The Residence Hall Association
serves as the voice of
students living on campus.
finance, referring to the association's recommendations on the
housing crunch. "But we're still looking to help out (upperclass-
men on North Campus) because it's pretty isolated."
RHA Executive assistant and LSA senior Jeff Souva pointed
to a number of efforts by the association that proved its com-
See HOUSING, Page 7

Women's basketball impresses in debut
at home by defeating Washington

By Matt Singer
Daily Sports Writer
Opening its home schedule against a formidable,
Washington squad, the youthful Michigan women's
basketball team could have been intimidated.
After digging themselves a 12-point hole late in the
first half, the Wolverines could have panicked.
When Michigan struggled to ice the game from
the free throw line, it could have let the Huskies roar
But on this day, poise was

ter led all scorers with 22 points, shooting 7-for-10
from the field. Walker's physical play in the paint also
earned her plenty of trips to the charity stripe, where
she went 8-for-12, including two late free throws
which sealed the game for the Wolverines.
"Walker, we couldn't handle," Washington coach
June Daugherty said. "We did not have an answer for
her. I thought she did a good job establishing herself
down there on the blocks."
After Washington (2-1) jumped out to a 32-20
lead with less than 4:00 remaining in the first half,
Walker responded. She scored the Wolverines' next

into the lane and scored, cutting the Husky lead to
37-34. On Michigan's next possession, Helvey once
again darted into the paint. She missed the shot, but
grabbed her own rebound and found a wide-open
Flippin, who drilled a three to tie the game at 37-37.
"The first five minutes of the second half really set
the tone for us," Burnett said. "The fans were loud
enough and gave us enough momentum that, once we
started rolling, we kept the momentum."
Michigan's lead grew as high as 10 in the second
half, but Washington stayed within striking distance
throughout. With time winding down, the Huskies

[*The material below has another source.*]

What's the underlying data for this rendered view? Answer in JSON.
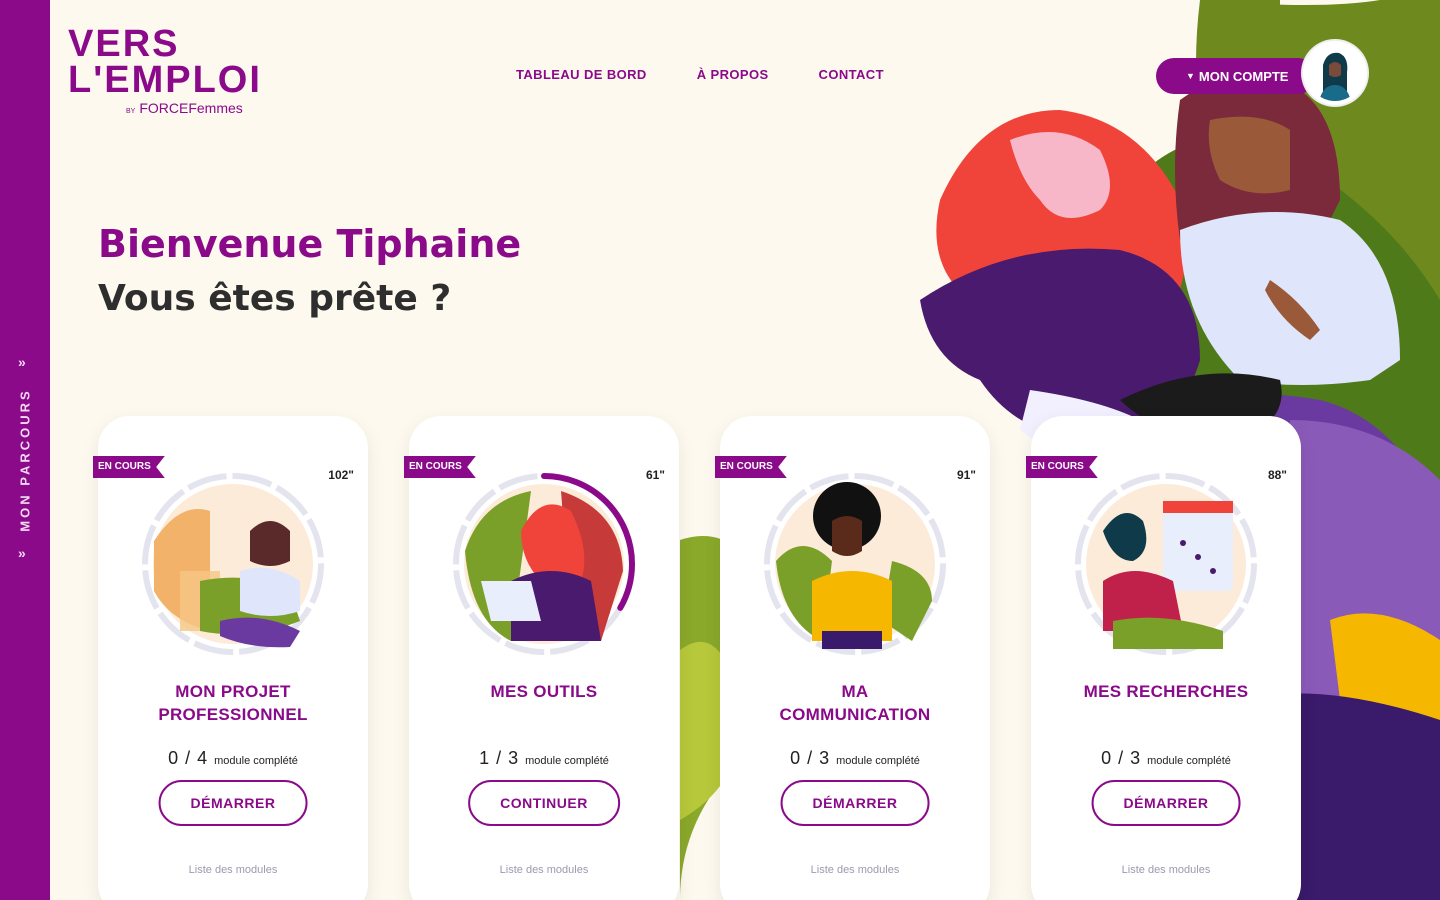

-~ ~

Back to Top

© 2021 Regents of the University of Michigan